Goal of the exercise: Scan the records for "Claude" and copy each line that contains it.

Record extracts:
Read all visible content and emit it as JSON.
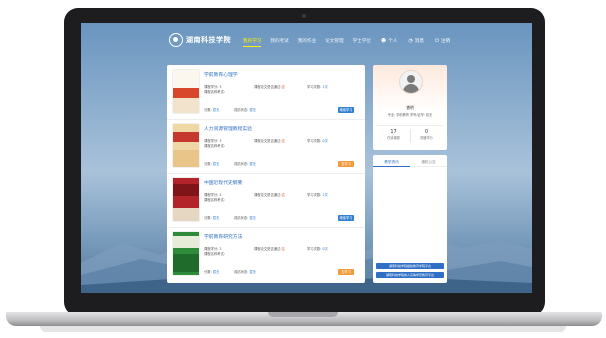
{
  "logo": {
    "text": "湖南科技学院"
  },
  "nav": {
    "links": [
      "我的学习",
      "我的考试",
      "我的作业",
      "论文管理",
      "学士学位"
    ],
    "user": "个人",
    "messages": "消息",
    "logout": "注销"
  },
  "labels": {
    "credits": "课程学分:",
    "paper_status": "课程论文是否通过:",
    "attempts": "学习次数:",
    "exam_name": "课程名称考试:",
    "score_label": "分数:",
    "status_label": "成绩状态:",
    "score_value": "暂无",
    "exam_value": "暂无",
    "credit_value": "3",
    "paper_value": "否",
    "attempts_value": "1次"
  },
  "courses": [
    {
      "title": "学前教育心理学",
      "attempts": "1次",
      "button": "继续学习",
      "button_color": "#2f7fd3"
    },
    {
      "title": "人力资源管理教程实验",
      "attempts": "0次",
      "button": "去学习",
      "button_color": "#f39a3b"
    },
    {
      "title": "中国近现代史纲要",
      "attempts": "1次",
      "button": "继续学习",
      "button_color": "#2f7fd3"
    },
    {
      "title": "学前教育研究方法",
      "attempts": "0次",
      "button": "去学习",
      "button_color": "#f39a3b"
    }
  ],
  "profile": {
    "name": "曾明",
    "info": "专业: 学前教育    学号/证号: 暂无",
    "stats": [
      {
        "value": "17",
        "label": "在读课程"
      },
      {
        "value": "0",
        "label": "暂缓学分"
      }
    ]
  },
  "notice": {
    "tabs": [
      "教学资讯",
      "通知公告"
    ],
    "buttons": [
      "湖南科技学院继续教育学院平台",
      "湖南科技学院成人高等学历教育平台"
    ]
  },
  "colors": {
    "accent": "#2e6fc4",
    "nav_active": "#fff200",
    "orange": "#f39a3b",
    "blue_button": "#2f7fd3"
  }
}
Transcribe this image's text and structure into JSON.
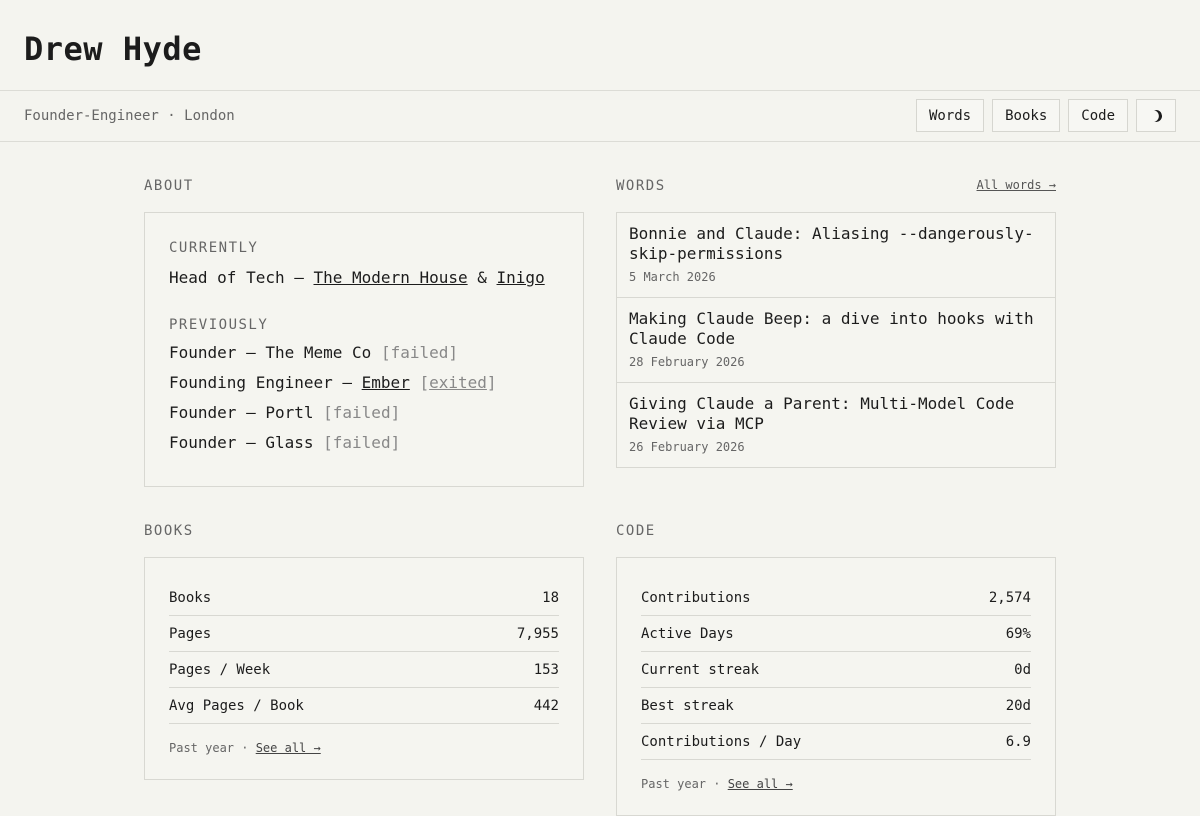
{
  "header": {
    "title": "Drew Hyde"
  },
  "subbar": {
    "tagline": "Founder-Engineer · London",
    "nav": [
      {
        "label": "Words"
      },
      {
        "label": "Books"
      },
      {
        "label": "Code"
      }
    ],
    "theme_icon": "moon-icon"
  },
  "about": {
    "label": "ABOUT",
    "currently_label": "CURRENTLY",
    "current_role": {
      "prefix": "Head of Tech — ",
      "company1": "The Modern House",
      "joiner": " & ",
      "company2": "Inigo"
    },
    "previously_label": "PREVIOUSLY",
    "previous": [
      {
        "role": "Founder — ",
        "company": "The Meme Co",
        "company_linked": false,
        "status": "[failed]",
        "status_linked": false
      },
      {
        "role": "Founding Engineer — ",
        "company": "Ember",
        "company_linked": true,
        "status": "[exited]",
        "status_linked": true
      },
      {
        "role": "Founder — ",
        "company": "Portl",
        "company_linked": false,
        "status": "[failed]",
        "status_linked": false
      },
      {
        "role": "Founder — ",
        "company": "Glass",
        "company_linked": false,
        "status": "[failed]",
        "status_linked": false
      }
    ]
  },
  "words": {
    "label": "WORDS",
    "all_link": "All words →",
    "posts": [
      {
        "title": "Bonnie and Claude: Aliasing --dangerously-skip-permissions",
        "date": "5 March 2026"
      },
      {
        "title": "Making Claude Beep: a dive into hooks with Claude Code",
        "date": "28 February 2026"
      },
      {
        "title": "Giving Claude a Parent: Multi-Model Code Review via MCP",
        "date": "26 February 2026"
      }
    ]
  },
  "books": {
    "label": "BOOKS",
    "stats": [
      {
        "name": "Books",
        "value": "18"
      },
      {
        "name": "Pages",
        "value": "7,955"
      },
      {
        "name": "Pages / Week",
        "value": "153"
      },
      {
        "name": "Avg Pages / Book",
        "value": "442"
      }
    ],
    "foot_text": "Past year · ",
    "foot_link": "See all →"
  },
  "code": {
    "label": "CODE",
    "stats": [
      {
        "name": "Contributions",
        "value": "2,574"
      },
      {
        "name": "Active Days",
        "value": "69%"
      },
      {
        "name": "Current streak",
        "value": "0d"
      },
      {
        "name": "Best streak",
        "value": "20d"
      },
      {
        "name": "Contributions / Day",
        "value": "6.9"
      }
    ],
    "foot_text": "Past year · ",
    "foot_link": "See all →"
  }
}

Response to the exercise:
        "title": "Bonnie and Claude: Aliasing --dangerously-skip-permissions",
        "title": "Making Claude Beep: a dive into hooks with Claude Code",
        "title": "Giving Claude a Parent: Multi-Model Code Review via MCP",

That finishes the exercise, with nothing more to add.